The sculpture, “Butterfly,” was another standout. Again using sharp, aggressive angles, Hardman creates an unexpected dialogue between some whimsical butterfly wallpaper and roofing tar. The shape is almost futuristic in its dynamics, the outer side plastered with the wall paper, while shadowy inner walls are slopped up with a thick impasto layer of shiny black tar. The sculpture conveys a sort of stark formal beauty, yet with an air of uneasiness – I felt a little like I was being purposely misdirected or lied to by a child.


Hardman’s miniaturized construction-scapes are also on display. “Michigan” is a large sheet-cake that seems to be undergoing some sort of excavation/construction project. Brick walls, wooden railings, and metal barricades populate the site. The chocolate cake (dirt), with its patches or white icing (snow) gives the scene a cold, desolate feel that indeed reminds one of Detroit and its barren, crumbling infrastructure. Apart from being a pretty good material for grading and carving up into a mini landscape, the use of cake seems to comment on the way we (Americans?) consume our resources without much serious thought, comparing our wanton use of land and raw materials to a sort of unplanned, benign activity such as eating cake.

“Loading Dock”

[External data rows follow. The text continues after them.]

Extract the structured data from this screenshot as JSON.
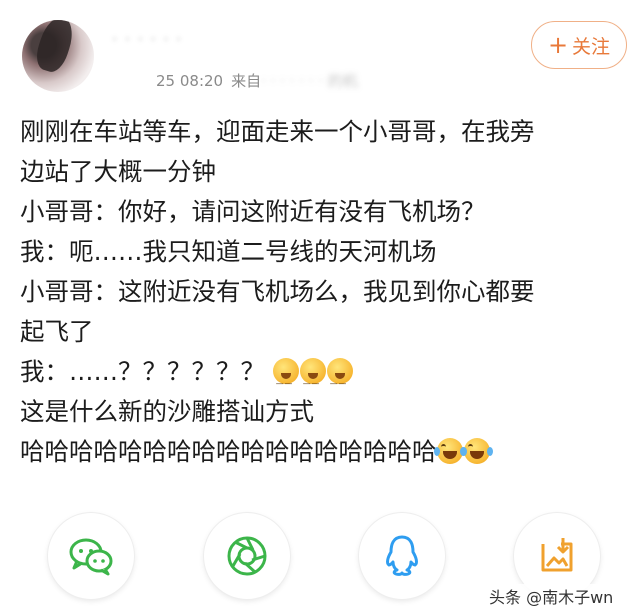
{
  "author": {
    "name": "· · ·  ·  · ·",
    "time": "25 08:20",
    "source_prefix": "来自",
    "source_hidden": "· · · · · · · 的机"
  },
  "follow_button": {
    "label": "关注",
    "plus": "+"
  },
  "post": {
    "lines": [
      "刚刚在车站等车，迎面走来一个小哥哥，在我旁",
      "边站了大概一分钟",
      "小哥哥：你好，请问这附近有没有飞机场？",
      "我：呃……我只知道二号线的天河机场",
      "小哥哥：这附近没有飞机场么，我见到你心都要",
      "起飞了",
      "我：……？？？？？？",
      "这是什么新的沙雕搭讪方式",
      "哈哈哈哈哈哈哈哈哈哈哈哈哈哈哈哈哈"
    ]
  },
  "share_icons": [
    "wechat-icon",
    "moments-icon",
    "qq-icon",
    "save-image-icon"
  ],
  "colors": {
    "follow_text": "#e8793a",
    "follow_border": "#f0b087",
    "share_green": "#3cb54a",
    "share_blue": "#2e9df0",
    "share_orange": "#f0a12e"
  },
  "watermark": "头条 @南木子wn"
}
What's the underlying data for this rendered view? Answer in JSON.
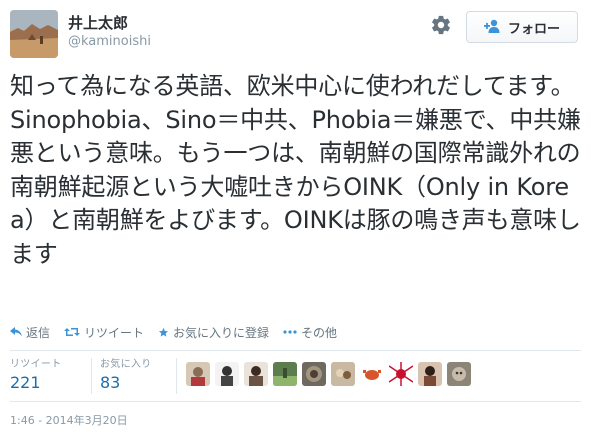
{
  "user": {
    "fullname": "井上太郎",
    "screen_name": "@kaminoishi"
  },
  "follow_label": "フォロー",
  "tweet_text": "知って為になる英語、欧米中心に使われだしてます。Sinophobia、Sino＝中共、Phobia＝嫌悪で、中共嫌悪という意味。もう一つは、南朝鮮の国際常識外れの南朝鮮起源という大嘘吐きからOINK（Only in Korea）と南朝鮮をよびます。OINKは豚の鳴き声も意味します",
  "actions": {
    "reply": "返信",
    "retweet": "リツイート",
    "favorite": "お気に入りに登録",
    "more": "その他"
  },
  "stats": {
    "retweets_label": "リツイート",
    "retweets": "221",
    "favorites_label": "お気に入り",
    "favorites": "83"
  },
  "timestamp": "1:46 - 2014年3月20日",
  "colors": {
    "link": "#1c6ea8",
    "muted": "#8899a6",
    "text": "#292f33",
    "action_icon": "#3b94d9"
  },
  "icons": {
    "gear": "gear-icon",
    "follow": "add-user-icon",
    "reply": "reply-icon",
    "retweet": "retweet-icon",
    "favorite": "star-icon",
    "more": "more-dots-icon"
  }
}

Another contruction-scape, “Loading Dock,” depicts a myriad of tiny handmade objects that would be piled up and stored at a construction site. Tediously crafted miniature trash bags, concrete barriers, steel girders, cinderblocks, and many other objects are tightly packed together and stacked up in this multicolored world. The piece at once celebrates these artifacts of human ingenuity, while also highlighting the wasteful practices of 20th century construction techniques.

“Justin Loves Fire Trucks”

Lastly, the most playful piece in the show is called “Justin Loves Fire Trucks.” A small cake sits under a glass lid. At the center of the cake is a birthday candle thatʼs been extinguished. Surrounding the candle are some tiny fire trucks that appear to have just put the candle out like it was a burning building. The little toys donʼt want Justin getting older because heʼll probably grow out of his love for fire trucks, so they just extinguish his birthday candle!

Hardman’s show runs until January 28.